ECIS survey finds that confidence is at three-year high, but 58% of contractors have had to turn work away.
In its third Annual Healthcheck of the UK’s contractors and tradespeople, ECIS, the employee benefits company for the construction industry has found confidence at its highest level since the survey began three years ago with 48% of respondents saying they feel confident about the year ahead. But behind this upbeat outlook is a workforce under immense strain with close to half (41%) saying their business was under increased pressure to fulfil contracts.
Reflecting the increased demand for their skills, many tradespeople saw their work/life balance tip heavily towards work in 2015. The survey found that over a quarter of tradespeople regularly worked evenings and weekends in 2015 with 60% saying they had felt more pressure to do so in the last year.
But despite working longer hours, shockingly, 58% had to turn work away in 2015, and more worryingly, 38% confirmed they had resorted to unskilled labour to help fulfil contracts.

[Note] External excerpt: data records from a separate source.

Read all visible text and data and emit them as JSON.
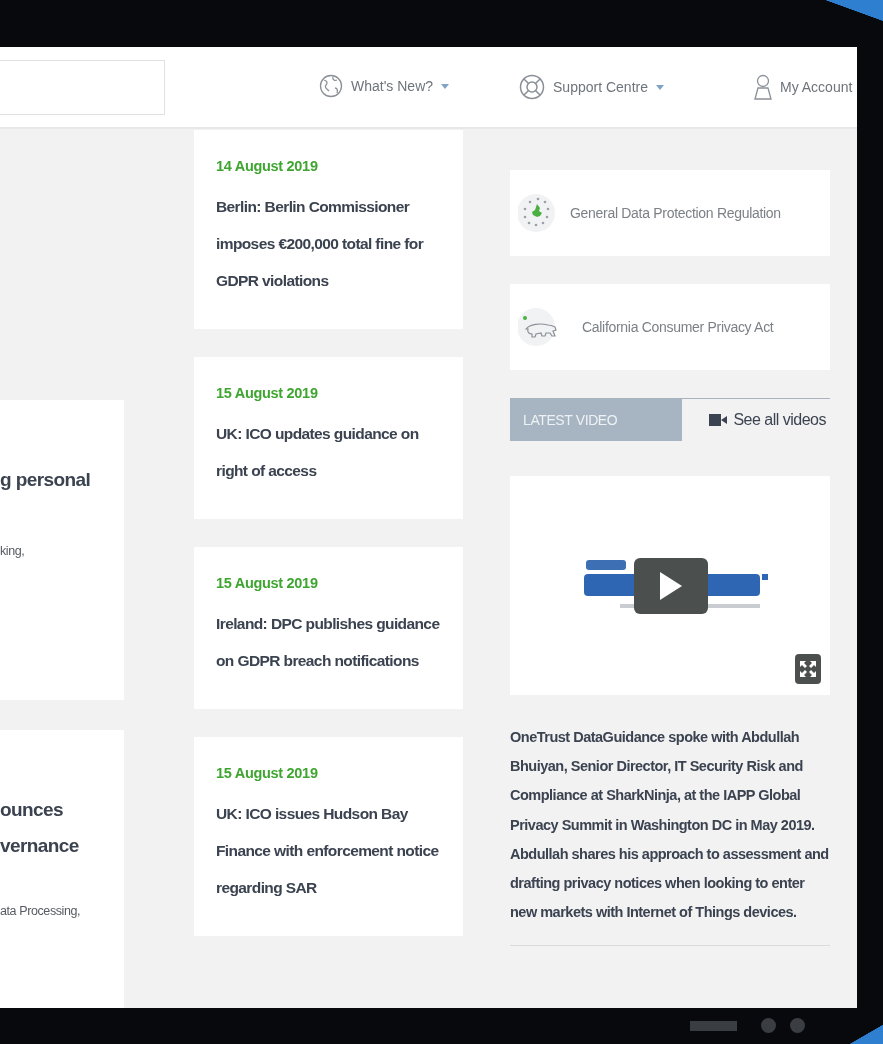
{
  "nav": [
    {
      "kind": "globe",
      "label": "What's New?"
    },
    {
      "kind": "lifebuoy",
      "label": "Support Centre"
    },
    {
      "kind": "person",
      "label": "My Account"
    }
  ],
  "left_cards": [
    {
      "title_lines": [
        "g personal"
      ],
      "tags": "king,"
    },
    {
      "title_lines": [
        "ounces",
        "vernance"
      ],
      "tags": "ata Processing,"
    }
  ],
  "news": [
    {
      "date": "14 August 2019",
      "title": "Berlin: Berlin Commissioner imposes €200,000 total fine for GDPR violations"
    },
    {
      "date": "15 August 2019",
      "title": "UK: ICO updates guidance on right of access"
    },
    {
      "date": "15 August 2019",
      "title": "Ireland: DPC publishes guidance on GDPR breach notifications"
    },
    {
      "date": "15 August 2019",
      "title": "UK: ICO issues Hudson Bay Finance with enforcement notice regarding SAR"
    }
  ],
  "regulations": [
    {
      "kind": "eu",
      "label": "General Data Protection Regulation"
    },
    {
      "kind": "bear",
      "label": "California Consumer Privacy Act"
    }
  ],
  "video": {
    "tab": "LATEST VIDEO",
    "link": "See all videos",
    "description": "OneTrust DataGuidance spoke with Abdullah Bhuiyan, Senior Director, IT Security Risk and Compliance at SharkNinja, at the IAPP Global Privacy Summit in Washington DC in May 2019. Abdullah shares his approach to assessment and drafting privacy notices when looking to enter new markets with Internet of Things devices."
  }
}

Even more galling for tradespeople is that the hard work did not equate to higher earnings for all. While 35% earned more in 2015 compared to the year before. This is a slight decrease from the 40% who earned more in 2014 compared to 2013.
Commenting on this year’s Healthcheck, Phil Scarrett, Sales and Marketing Director for ECIS, said: “Despite the fact that fewer tradespeople saw their earnings going up last year compared to the year before, contractors are generally feeling more confident about 2016 than they did this time last year. And you can see why with a series of major construction projects underway and the knock on effects of this. Plus a focus by the UK Government on housebuilding. Just in the past week we have seen new proposals to create competition for handling planning applications and a fast track application process.
“Despite the fact that fewer tradespeople saw their earnings going up last year compared to the year before, contractors are generally feeling more confident about 2016 than they did this time last year.”
“However, the fact that 22% of tradespeople would not encourage young people to enter the industry underlines the struggle many people in the trade are facing between earning a living, managing customer demands and having a life outside of work. There is no shortage of work to go around but serving that demand is evidently a source of significant pressure for tradespeople – so much so that 38% have had turn to unskilled labour.
“This can add further pressure in terms of training and ensuring people taken on have the right level of competence to undertake the work needed. 2015 saw the introduction of the new Construction Design and Management Regulations which puts new requirements on the contracting sector to support risk management and part of this is having the right people for the right job at the right time. For many contractors, this is so much easier said than done but it’s vital they remain focused on health and safety and where necessary continue to take the brave and difficult decision to turn work away.”